Copy all the data exactly, except the pictures.

Items from a data source:
Content starts

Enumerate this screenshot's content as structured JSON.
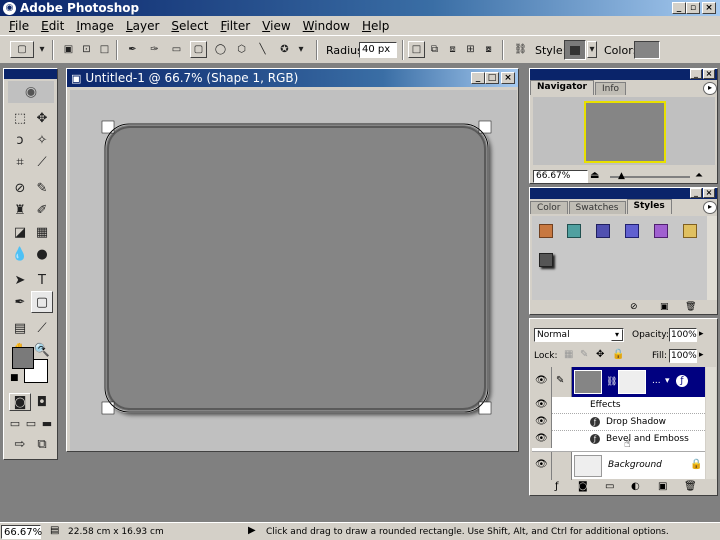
{
  "app": {
    "title": "Adobe Photoshop"
  },
  "menu": [
    "File",
    "Edit",
    "Image",
    "Layer",
    "Select",
    "Filter",
    "View",
    "Window",
    "Help"
  ],
  "options": {
    "radius_label": "Radius:",
    "radius_value": "40 px",
    "style_label": "Style:",
    "color_label": "Color:"
  },
  "document": {
    "title": "Untitled-1 @ 66.7% (Shape 1, RGB)"
  },
  "navigator": {
    "tabs": [
      "Navigator",
      "Info"
    ],
    "zoom": "66.67%"
  },
  "styles_panel": {
    "tabs": [
      "Color",
      "Swatches",
      "Styles"
    ]
  },
  "layers": {
    "blend_mode": "Normal",
    "opacity_label": "Opacity:",
    "opacity": "100%",
    "lock_label": "Lock:",
    "fill_label": "Fill:",
    "fill": "100%",
    "effects_label": "Effects",
    "effect_1": "Drop Shadow",
    "effect_2": "Bevel and Emboss",
    "background_label": "Background"
  },
  "status": {
    "zoom": "66.67%",
    "doc_size": "22.58 cm x 16.93 cm",
    "hint": "Click and drag to draw a rounded rectangle.  Use Shift, Alt, and Ctrl for additional options."
  },
  "colors": {
    "accent": "#0a246a",
    "shape_fill": "#858585",
    "selection": "#000080"
  }
}
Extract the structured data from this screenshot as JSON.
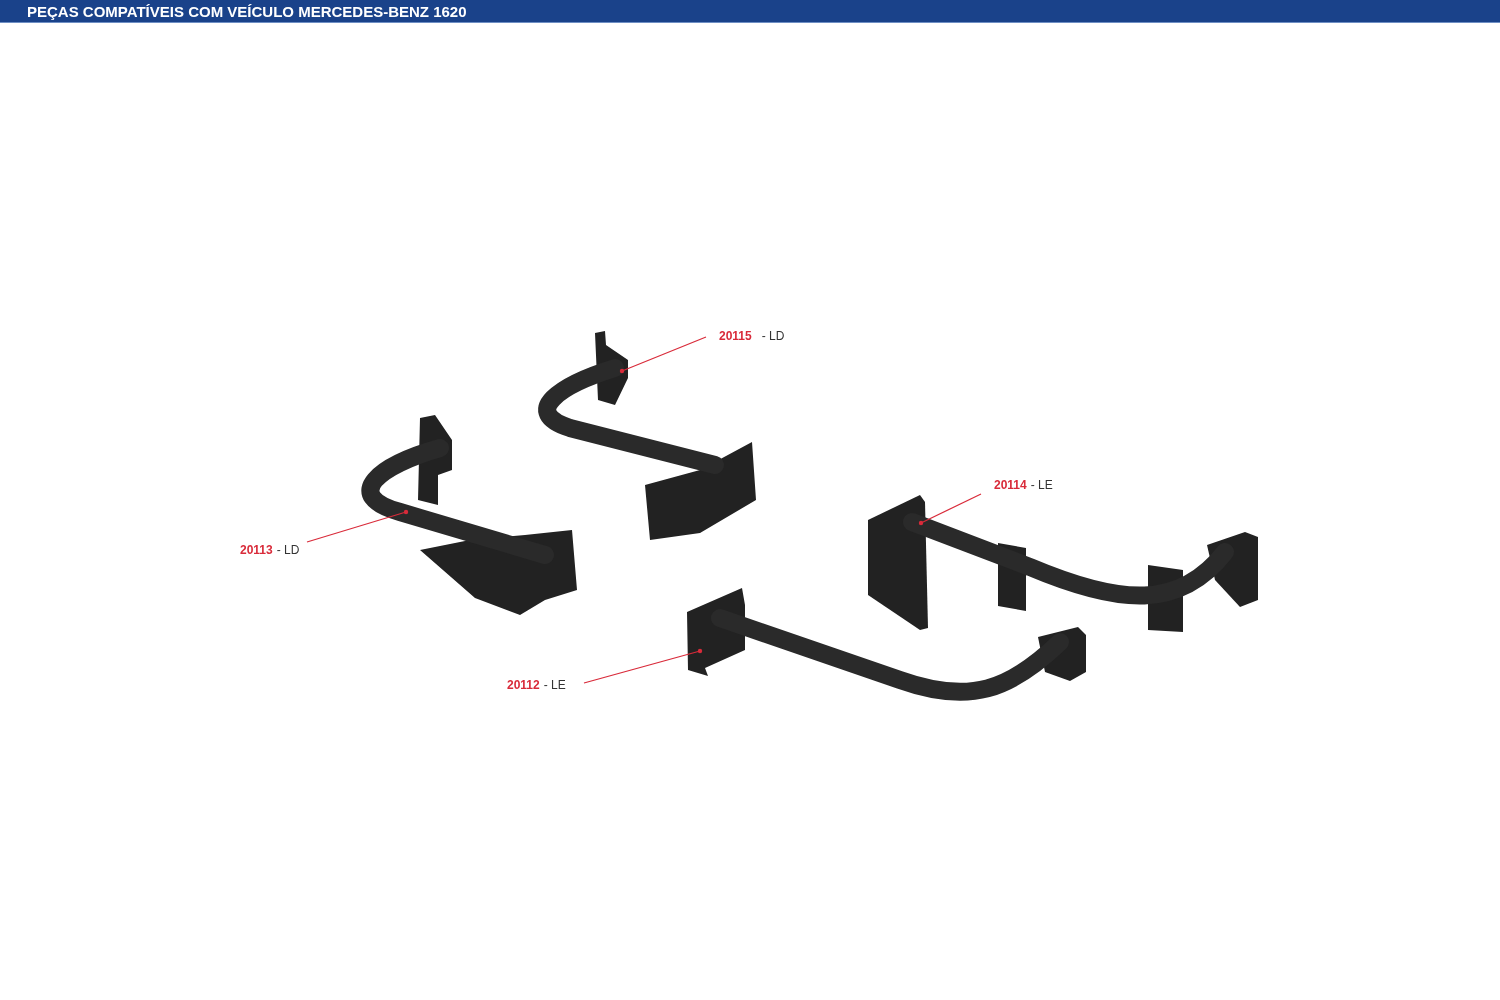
{
  "header": {
    "title": "PEÇAS COMPATÍVEIS COM VEÍCULO MERCEDES-BENZ 1620"
  },
  "callouts": [
    {
      "part_number": "20115",
      "side": "- LD"
    },
    {
      "part_number": "20113",
      "side": "- LD"
    },
    {
      "part_number": "20114",
      "side": "- LE"
    },
    {
      "part_number": "20112",
      "side": "- LE"
    }
  ]
}
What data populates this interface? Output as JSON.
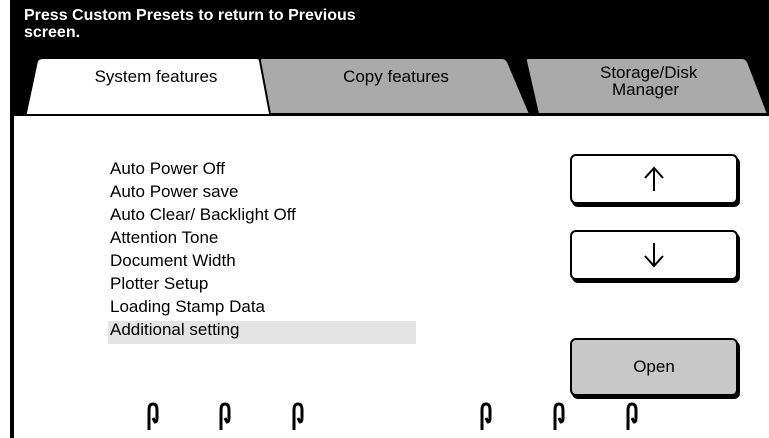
{
  "header": {
    "message": "Press Custom Presets to return to Previous screen."
  },
  "tabs": [
    {
      "label": "System features",
      "active": true
    },
    {
      "label": "Copy features",
      "active": false
    },
    {
      "label_line1": "Storage/Disk",
      "label_line2": "Manager",
      "active": false
    }
  ],
  "menu": {
    "items": [
      "Auto Power Off",
      "Auto Power save",
      "Auto Clear/ Backlight Off",
      "Attention Tone",
      "Document Width",
      "Plotter Setup",
      "Loading Stamp Data",
      "Additional setting"
    ],
    "selected_index": 7
  },
  "buttons": {
    "scroll_up_icon": "arrow-up-icon",
    "scroll_down_icon": "arrow-down-icon",
    "open_label": "Open"
  },
  "colors": {
    "header_bg": "#000000",
    "inactive_tab": "#aaaaaa",
    "selected_row": "#e4e4e4",
    "open_button": "#c8c8c8"
  },
  "footer_icons": [
    "clip-icon",
    "clip-icon",
    "clip-icon",
    "clip-icon",
    "clip-icon",
    "clip-icon"
  ]
}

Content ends

OUTPUT BELOW:
Enumerate this screenshot's content as structured JSON.
{
  "app": {
    "title": "Adobe Photoshop"
  },
  "menu": [
    "File",
    "Edit",
    "Image",
    "Layer",
    "Select",
    "Filter",
    "View",
    "Window",
    "Help"
  ],
  "options": {
    "radius_label": "Radius:",
    "radius_value": "40 px",
    "style_label": "Style:",
    "color_label": "Color:"
  },
  "document": {
    "title": "Untitled-1 @ 66.7% (Shape 1, RGB)"
  },
  "navigator": {
    "tabs": [
      "Navigator",
      "Info"
    ],
    "zoom": "66.67%"
  },
  "styles_panel": {
    "tabs": [
      "Color",
      "Swatches",
      "Styles"
    ]
  },
  "layers": {
    "blend_mode": "Normal",
    "opacity_label": "Opacity:",
    "opacity": "100%",
    "lock_label": "Lock:",
    "fill_label": "Fill:",
    "fill": "100%",
    "effects_label": "Effects",
    "effect_1": "Drop Shadow",
    "effect_2": "Bevel and Emboss",
    "background_label": "Background"
  },
  "status": {
    "zoom": "66.67%",
    "doc_size": "22.58 cm x 16.93 cm",
    "hint": "Click and drag to draw a rounded rectangle.  Use Shift, Alt, and Ctrl for additional options."
  },
  "colors": {
    "accent": "#0a246a",
    "shape_fill": "#858585",
    "selection": "#000080"
  }
}
Extract the structured data from this screenshot as JSON.
{
  "header": {
    "title": "PEÇAS COMPATÍVEIS COM VEÍCULO MERCEDES-BENZ 1620"
  },
  "callouts": [
    {
      "part_number": "20115",
      "side": "- LD"
    },
    {
      "part_number": "20113",
      "side": "- LD"
    },
    {
      "part_number": "20114",
      "side": "- LE"
    },
    {
      "part_number": "20112",
      "side": "- LE"
    }
  ]
}
What data populates this interface? Output as JSON.
{
  "header": {
    "message": "Press Custom Presets to return to Previous screen."
  },
  "tabs": [
    {
      "label": "System features",
      "active": true
    },
    {
      "label": "Copy features",
      "active": false
    },
    {
      "label_line1": "Storage/Disk",
      "label_line2": "Manager",
      "active": false
    }
  ],
  "menu": {
    "items": [
      "Auto Power Off",
      "Auto Power save",
      "Auto Clear/ Backlight Off",
      "Attention Tone",
      "Document Width",
      "Plotter Setup",
      "Loading Stamp Data",
      "Additional setting"
    ],
    "selected_index": 7
  },
  "buttons": {
    "scroll_up_icon": "arrow-up-icon",
    "scroll_down_icon": "arrow-down-icon",
    "open_label": "Open"
  },
  "colors": {
    "header_bg": "#000000",
    "inactive_tab": "#aaaaaa",
    "selected_row": "#e4e4e4",
    "open_button": "#c8c8c8"
  },
  "footer_icons": [
    "clip-icon",
    "clip-icon",
    "clip-icon",
    "clip-icon",
    "clip-icon",
    "clip-icon"
  ]
}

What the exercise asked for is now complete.